My Money Story: LaToya, – Paid Off $79k in Student Loans!

Updated on

Meet Latoya! A writer for hire who loves talking about budgets and money. She is currently paying off $79,000 in student loans and living to tell about it.  She’s a full-time, work-at-home mama who shares her journey over at Enjoy her money story!

Latoya Scott

What was your "enough is enough" moment regarding your debt?

My "enough" moment was really more of a progression to an ideal place of wanting to be free from past decisions that were still haunting me. During college, I made some of the worst financial decisions of my life. Now that I have cleaned up my act considerably, I want to let go of the student loans.

Much of that student loan debt I didn't even really need. I just used it as a crutch and looking back I realize how much of a mistake it was.  I'm ready to do new things and I feel once that debt is behind me, I can move forward at a faster pace than I have been.

How much debt have you paid off in total?

Honestly, not much. In 2008 after graduating from college, I was in debt up to a tune of $95,000 dollars (including student loans). I filed bankruptcy (I've shared my story here if you're interested in reading it) and kept a car loan in the amount of $7,000. I used that loan to rebuild my credit and recover financially from bankruptcy. I paid that car off in December of 2009. Now I'm focusing on paying off my student loans that have grown 11 percent since graduation.

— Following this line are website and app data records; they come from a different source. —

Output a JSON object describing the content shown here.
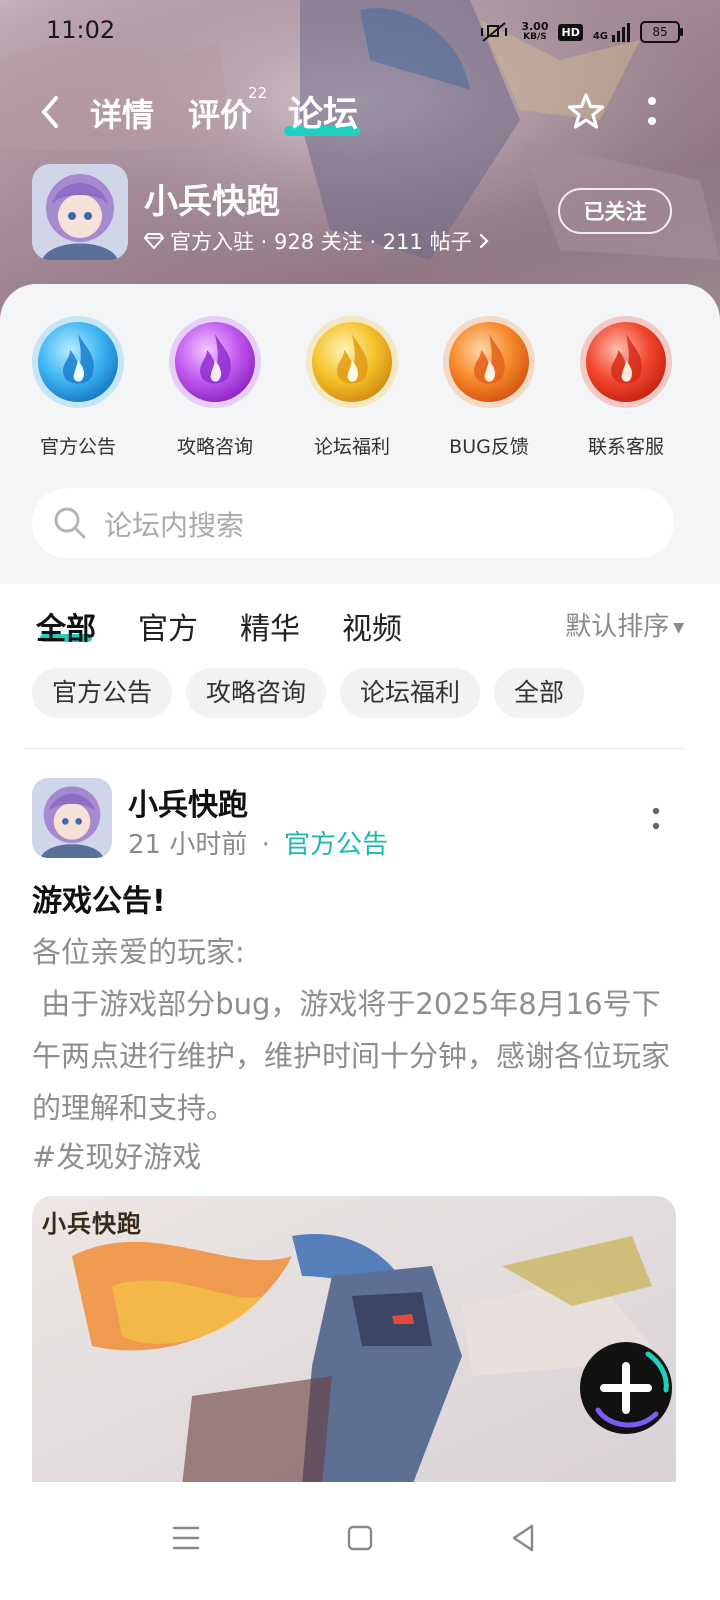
{
  "status_bar": {
    "time": "11:02",
    "net_speed_value": "3.00",
    "net_speed_unit": "KB/S",
    "hd_badge": "HD",
    "network": "4G",
    "battery": "85"
  },
  "nav": {
    "tabs": [
      {
        "label": "详情"
      },
      {
        "label": "评价",
        "badge": "22"
      },
      {
        "label": "论坛",
        "active": true
      }
    ]
  },
  "game": {
    "name": "小兵快跑",
    "meta": "官方入驻 · 928 关注 · 211 帖子",
    "follow_button": "已关注"
  },
  "quick_entries": [
    {
      "label": "官方公告",
      "color": "#3fb6f2"
    },
    {
      "label": "攻略咨询",
      "color": "#c25af0"
    },
    {
      "label": "论坛福利",
      "color": "#f5c22a"
    },
    {
      "label": "BUG反馈",
      "color": "#f7892b"
    },
    {
      "label": "联系客服",
      "color": "#f2472f"
    }
  ],
  "search": {
    "placeholder": "论坛内搜索"
  },
  "filter_tabs": [
    {
      "label": "全部",
      "active": true
    },
    {
      "label": "官方"
    },
    {
      "label": "精华"
    },
    {
      "label": "视频"
    }
  ],
  "sort_label": "默认排序",
  "chips": [
    "官方公告",
    "攻略咨询",
    "论坛福利",
    "全部"
  ],
  "post": {
    "author": "小兵快跑",
    "time": "21 小时前",
    "separator": "·",
    "category": "官方公告",
    "title": "游戏公告!",
    "body_lines": [
      "各位亲爱的玩家:",
      " 由于游戏部分bug，游戏将于2025年8月16号下午两点进行维护，维护时间十分钟，感谢各位玩家的理解和支持。"
    ],
    "hashtag": "#发现好游戏",
    "image_logo": "小兵快跑"
  },
  "colors": {
    "accent": "#1ed0c2",
    "tag_text": "#1cb8ae"
  }
}
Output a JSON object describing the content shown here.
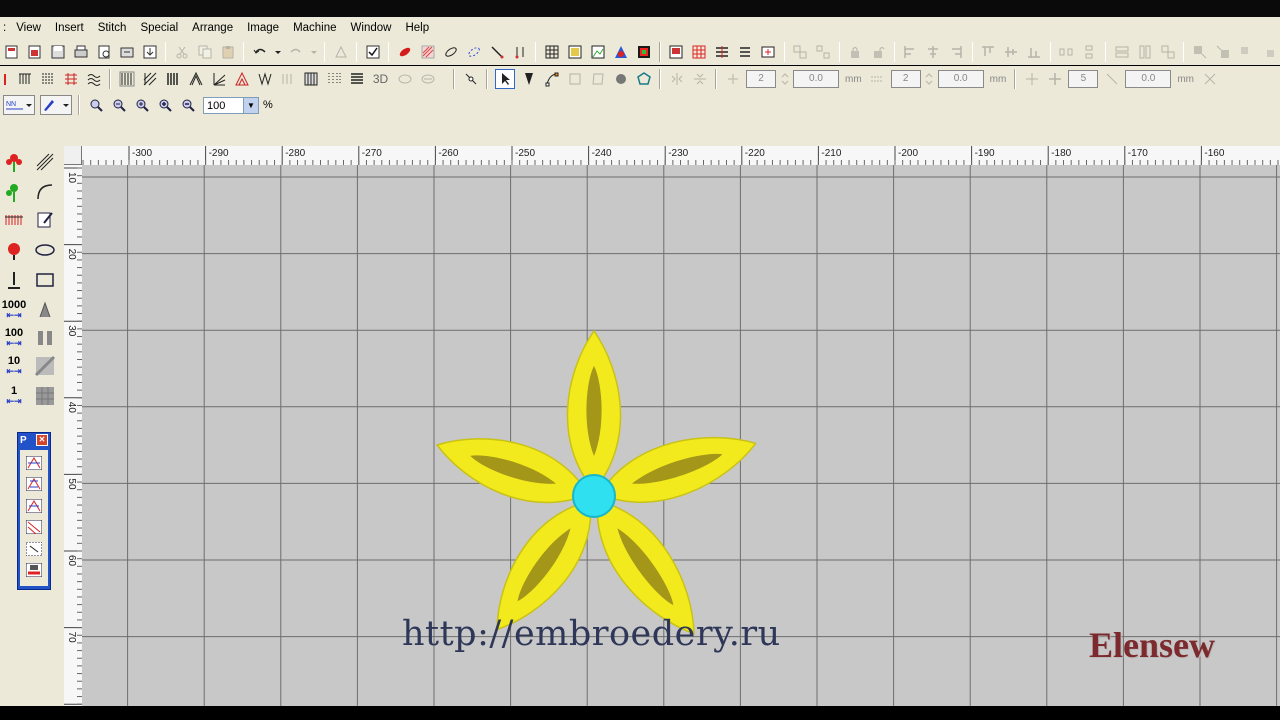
{
  "app": {
    "menus": [
      "View",
      "Insert",
      "Stitch",
      "Special",
      "Arrange",
      "Image",
      "Machine",
      "Window",
      "Help"
    ]
  },
  "toolbar": {
    "zoom_value": "100",
    "zoom_unit": "%",
    "lock_count_1": "2",
    "offset_1": "0.0",
    "unit_1": "mm",
    "lock_count_2": "2",
    "offset_2": "0.0",
    "unit_2": "mm",
    "step_count": "5",
    "offset_3": "0.0",
    "unit_3": "mm",
    "three_d_label": "3D"
  },
  "left_toolbar": {
    "stitch_count_1000": "1000",
    "stitch_count_100": "100",
    "stitch_count_10": "10",
    "stitch_count_1": "1"
  },
  "palette": {
    "title": "P"
  },
  "ruler": {
    "top_labels": [
      "-300",
      "-290",
      "-280",
      "-270",
      "-260",
      "-250",
      "-240",
      "-230",
      "-220",
      "-210",
      "-200",
      "-190",
      "-180",
      "-170",
      "-160"
    ],
    "left_labels": [
      "10",
      "20",
      "30",
      "40",
      "50",
      "60",
      "70",
      "80"
    ]
  },
  "design": {
    "petal_color": "#f2ea1c",
    "petal_shadow": "#8a7a18",
    "center_color": "#2ee0f0"
  },
  "watermark": {
    "url": "http://embroedery.ru",
    "brand": "Elensew"
  }
}
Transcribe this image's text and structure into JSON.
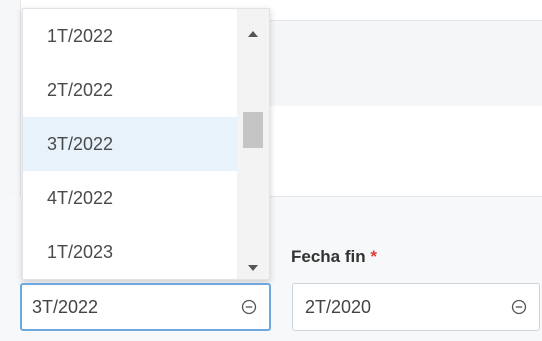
{
  "dropdown": {
    "options": [
      "1T/2022",
      "2T/2022",
      "3T/2022",
      "4T/2022",
      "1T/2023"
    ],
    "selected_index": 2
  },
  "end_date": {
    "label": "Fecha fin",
    "required_mark": "*",
    "value": "2T/2020"
  },
  "start_date": {
    "value": "3T/2022"
  },
  "colors": {
    "selected_option_bg": "#e8f2fb",
    "focus_border": "#6fa8dc",
    "required": "#e03a3a"
  },
  "icons": {
    "clear": "minus-circle-icon",
    "scroll_up": "scroll-up-arrow-icon",
    "scroll_down": "scroll-down-arrow-icon"
  }
}
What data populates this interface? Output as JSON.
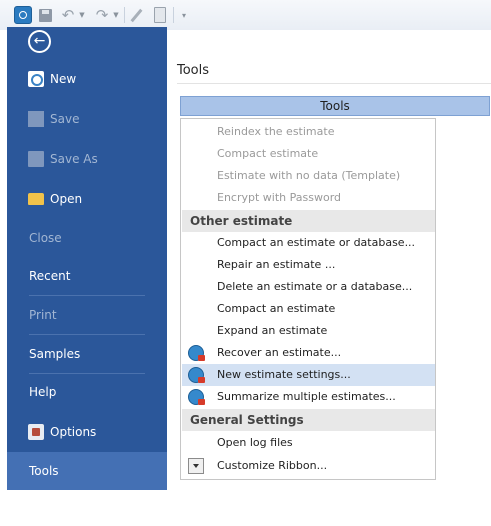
{
  "qat": {
    "icons": [
      "app-icon",
      "save-icon",
      "undo-icon",
      "redo-icon",
      "edit-icon",
      "clipboard-icon",
      "customize-icon"
    ]
  },
  "nav": {
    "back_icon": "←",
    "items": [
      {
        "label": "New",
        "state": "normal"
      },
      {
        "label": "Save",
        "state": "disabled"
      },
      {
        "label": "Save As",
        "state": "disabled"
      },
      {
        "label": "Open",
        "state": "normal"
      },
      {
        "label": "Close",
        "state": "disabled"
      },
      {
        "label": "Recent",
        "state": "normal"
      },
      {
        "label": "Print",
        "state": "disabled"
      },
      {
        "label": "Samples",
        "state": "normal"
      },
      {
        "label": "Help",
        "state": "normal"
      },
      {
        "label": "Options",
        "state": "normal"
      },
      {
        "label": "Tools",
        "state": "selected"
      }
    ]
  },
  "main": {
    "title": "Tools",
    "tools_button": "Tools"
  },
  "menu": {
    "items": [
      {
        "label": "Reindex the estimate",
        "state": "disabled"
      },
      {
        "label": "Compact estimate",
        "state": "disabled"
      },
      {
        "label": "Estimate with no data (Template)",
        "state": "disabled"
      },
      {
        "label": "Encrypt with Password",
        "state": "disabled"
      },
      {
        "label": "Other estimate",
        "type": "header"
      },
      {
        "label": "Compact an estimate or database...",
        "state": "normal"
      },
      {
        "label": "Repair an estimate ...",
        "state": "normal"
      },
      {
        "label": "Delete an estimate or a database...",
        "state": "normal"
      },
      {
        "label": "Compact an estimate",
        "state": "normal"
      },
      {
        "label": "Expand an estimate",
        "state": "normal"
      },
      {
        "label": "Recover an estimate...",
        "state": "normal",
        "icon": "estimate-icon"
      },
      {
        "label": "New estimate settings...",
        "state": "hover",
        "icon": "estimate-icon"
      },
      {
        "label": "Summarize multiple estimates...",
        "state": "normal",
        "icon": "estimate-icon"
      },
      {
        "label": "General Settings",
        "type": "header"
      },
      {
        "label": "Open log files",
        "state": "normal"
      },
      {
        "label": "Customize Ribbon...",
        "state": "normal",
        "icon": "customize-icon"
      }
    ]
  }
}
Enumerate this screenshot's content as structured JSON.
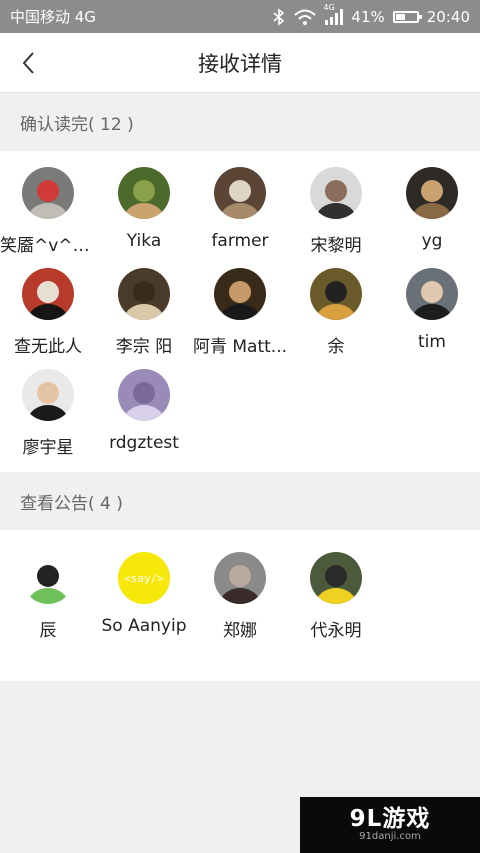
{
  "status_bar": {
    "carrier": "中国移动 4G",
    "network_badge": "4G",
    "battery_percent": "41%",
    "battery_level": 0.41,
    "time": "20:40",
    "icons": [
      "bluetooth-icon",
      "wifi-icon",
      "signal-icon",
      "battery-icon"
    ]
  },
  "nav": {
    "title": "接收详情",
    "back_icon": "chevron-left-icon"
  },
  "sections": [
    {
      "label": "确认读完( 12 )",
      "people": [
        {
          "name": "笑靥^v^小...",
          "colors": [
            "#7a7a78",
            "#c0bdb6",
            "#d23a3a"
          ]
        },
        {
          "name": "Yika",
          "colors": [
            "#4b6a2c",
            "#c9a46e",
            "#8aa04a"
          ]
        },
        {
          "name": "farmer",
          "colors": [
            "#5b4636",
            "#a78a6a",
            "#ddd4c4"
          ]
        },
        {
          "name": "宋黎明",
          "colors": [
            "#d9d9d9",
            "#303030",
            "#8a6e5c"
          ]
        },
        {
          "name": "yg",
          "colors": [
            "#2e2a26",
            "#8a6a45",
            "#c9a46e"
          ]
        },
        {
          "name": "查无此人",
          "colors": [
            "#b83a2a",
            "#151515",
            "#e8e0d0"
          ]
        },
        {
          "name": "李宗 阳",
          "colors": [
            "#4a3a2a",
            "#d9c9a8",
            "#3a2a1a"
          ]
        },
        {
          "name": "阿青 Matt...",
          "colors": [
            "#3a2a1a",
            "#1a1a1a",
            "#c89a6a"
          ]
        },
        {
          "name": "余",
          "colors": [
            "#6a5a2a",
            "#d9a040",
            "#222222"
          ]
        },
        {
          "name": "tim",
          "colors": [
            "#6a7078",
            "#1d1d1d",
            "#e0c8b0"
          ]
        },
        {
          "name": "廖宇星",
          "colors": [
            "#e9e9e9",
            "#1a1a1a",
            "#e5c3a5"
          ]
        },
        {
          "name": "rdgztest",
          "colors": [
            "#9a8ab8",
            "#d8d0e8",
            "#7a6a9a"
          ]
        }
      ]
    },
    {
      "label": "查看公告( 4 )",
      "people": [
        {
          "name": "辰",
          "colors": [
            "#ffffff",
            "#6ec05a",
            "#222222"
          ]
        },
        {
          "name": "So Aanyip",
          "colors": [
            "#f5e80a",
            "#f5e80a",
            "#ffffff"
          ],
          "avatar_text": "<say/>"
        },
        {
          "name": "郑娜",
          "colors": [
            "#8a8a88",
            "#3a2a2a",
            "#b8a8a0"
          ]
        },
        {
          "name": "代永明",
          "colors": [
            "#4a5a3a",
            "#f0d020",
            "#2a2a2a"
          ]
        }
      ]
    }
  ],
  "watermark": {
    "main": "9L游戏",
    "sub": "91danji.com"
  }
}
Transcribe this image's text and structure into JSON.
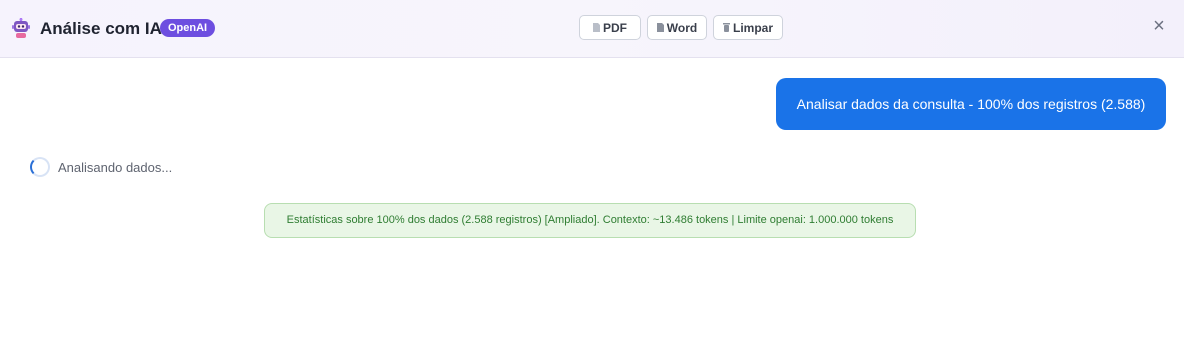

"During college, I made some of the worst financial decisions of my life."

How do you keep yourself motivated?

I keep myself motivated by writing down my problems (the debt) and acting on the solutions I've created. I make one milestone and I don't get comfortable. I just focus on doing what's next so I continue to progress.  My end goal is to have my student loans paid off in full within the next 5 (or less) years. The ability to use those payments and applying them to creating passive income is  A LOT of motivation!

"My end goal is to have my student loans paid off in full within the next 5 (or less) years."

How do you manage the days where you just wanted to go out and spend money?

I'm a lazy shopper. Matter of fact, I actually hate shopping now!  It's something I'm grateful for because it keeps me out of stores. I plan days when I go to the stores and I avoid weak spots (like Target) by having household items we need to be shipped directly to our home. I rarely go to stores anymore unless we really need something.

Another area I'm working on is the grocery store and when I'm tempted to go there for something we really don't need, I look at a picture of Beyonce and just remind myself that she gave up Popeye's Chicken to have that body, so I must give up whatever vice I have to get mine, lol!

"I plan days when I go to the stores and I avoid weak spots ."

Latoya Scott

What would be your money advice to your 21 year old self?

Honestly, I would admit to myself that I'm depressed and I need medical help, not retail therapy. Many of my weak moments with credit cards and accruing debt I shouldn't have was a direct result of not dealing with my mental health issues. I've dealt with them and I know it's had a big impact on my not needing to go out and spend money.

What steps are you taking to ensure your debt freedom is permanent?  

My debt freedom from consumer debt - I'm ensuring it's permanent by continuing to take care of myself physically and mentally so I don't fall back into a state of depression.

I'm so focused on my goals now, that the thought of swiping a credit card for a COACH purse or a pair of Nine West shoes (some of my favorite things) actually make me anxious. If I want those things and feel the need to splurge, one of my 15 or so savings accounts with Capital One can hold the funds until I have enough to indulge myself.

"I'm so focused on my goals now."

 Thank you so much for sharing your story with us Latoya! Please stop by her blog at Life and A Budget

Leave a Comment

Your email address will not be published. Required fields are marked *